Generation Rent warns that Ministry of Justice statistics indicate ‘no-fault’ Section 21 evictions will continue, despite ministers’ promise to prioritise only “the most egregious cases.”
The organisation believes that the Government is failing to protect tenants affected by the pandemic from eviction. It now calls for a suspension of Section 21 evictions to help prevent renters from becoming homeless during the pandemic. It also calls for the Government to set up a COVID Rent Debt Fund to clear arrears of people whose incomes have been hit since March 2020.
In a written ministerial statement on 10th September 2020, Robert Jenrick set out measures for courts to reopen for eviction cases later that month. He said: “Where cases do end up in court, these measures ensure court time is prioritised effectively, that the most egregious cases are dealt with as a priority and that court users – both tenants and landlords – have the additional support they may need.”
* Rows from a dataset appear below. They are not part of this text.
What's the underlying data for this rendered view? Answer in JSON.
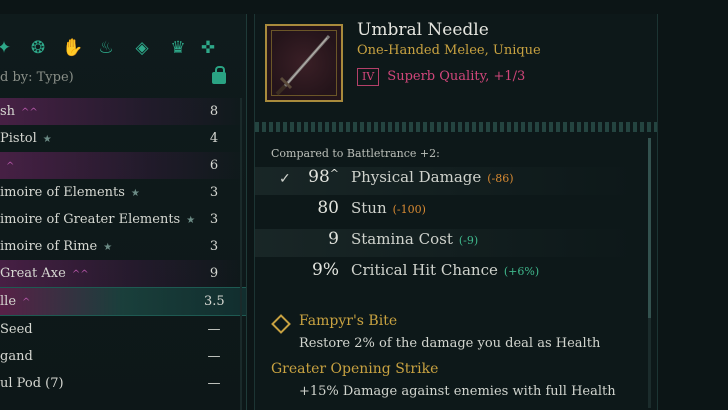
{
  "list": {
    "sort_label": "d by: Type)",
    "filter_icons": [
      "sword-icon",
      "rings-icon",
      "gloves-icon",
      "lamp-icon",
      "gem-icon",
      "crown-icon",
      "dpad-icon"
    ],
    "items": [
      {
        "name": "sh",
        "mark": "^^",
        "mark_color": "pink",
        "qty": "8",
        "style": "pinkbg"
      },
      {
        "name": "Pistol",
        "mark": "★",
        "mark_color": "teal",
        "qty": "4",
        "style": ""
      },
      {
        "name": "",
        "mark": "^",
        "mark_color": "pink",
        "qty": "6",
        "style": "pinkbg"
      },
      {
        "name": "imoire of Elements",
        "mark": "★",
        "mark_color": "teal",
        "qty": "3",
        "style": ""
      },
      {
        "name": "imoire of Greater Elements",
        "mark": "★",
        "mark_color": "teal",
        "qty": "3",
        "style": ""
      },
      {
        "name": "imoire of Rime",
        "mark": "★",
        "mark_color": "teal",
        "qty": "3",
        "style": ""
      },
      {
        "name": "Great Axe",
        "mark": "^^",
        "mark_color": "pink",
        "qty": "9",
        "style": "pinkbg"
      },
      {
        "name": "lle",
        "mark": "^",
        "mark_color": "pink",
        "qty": "3.5",
        "style": "sel"
      },
      {
        "name": "Seed",
        "mark": "",
        "mark_color": "",
        "qty": "—",
        "style": ""
      },
      {
        "name": "gand",
        "mark": "",
        "mark_color": "",
        "qty": "—",
        "style": ""
      },
      {
        "name": "ul Pod (7)",
        "mark": "",
        "mark_color": "",
        "qty": "—",
        "style": ""
      },
      {
        "name": "",
        "mark": "",
        "mark_color": "",
        "qty": "—",
        "style": ""
      }
    ]
  },
  "item": {
    "title": "Umbral Needle",
    "type": "One-Handed Melee, Unique",
    "quality_badge": "IV",
    "quality_text": "Superb Quality, +1/3",
    "compare_label": "Compared to Battletrance +2:",
    "stats": [
      {
        "value": "98",
        "label": "Physical Damage",
        "delta": "(-86)",
        "delta_kind": "neg",
        "checked": true,
        "arrow": "^"
      },
      {
        "value": "80",
        "label": "Stun",
        "delta": "(-100)",
        "delta_kind": "neg",
        "checked": false,
        "arrow": ""
      },
      {
        "value": "9",
        "label": "Stamina Cost",
        "delta": "(-9)",
        "delta_kind": "pos",
        "checked": false,
        "arrow": ""
      },
      {
        "value": "9%",
        "label": "Critical Hit Chance",
        "delta": "(+6%)",
        "delta_kind": "pos",
        "checked": false,
        "arrow": ""
      }
    ],
    "perk1_title": "Fampyr's Bite",
    "perk1_desc": "Restore 2% of the damage you deal as Health",
    "perk2_title": "Greater Opening Strike",
    "perk2_desc": "+15% Damage against enemies with full Health"
  }
}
Alicia Kennedy, Director of Generation Rent, comments: “Renters facing a no-fault eviction could have got behind on rent or their landlord could be selling up to take advantage of the stamp duty holiday. These cases are the opposite of egregious – renters have done nothing wrong but the court is still telling them to move out. Even paying back arrears makes no difference.
“Being forced to move without a chance to appeal is barbaric in normal times, but with the eviction ban lifting on the 21st it means many of these renters will be made homeless while everyone else continues to be told to stay at home.
“We need a COVID Rent Debt Fund to clear the debts of renters whose incomes have been hit by the lockdown, but the government must also suspend Section 21 evictions so blameless renters don’t lose their homes while we’re still fighting the virus.”
The eviction ban has now been extended to 31st March.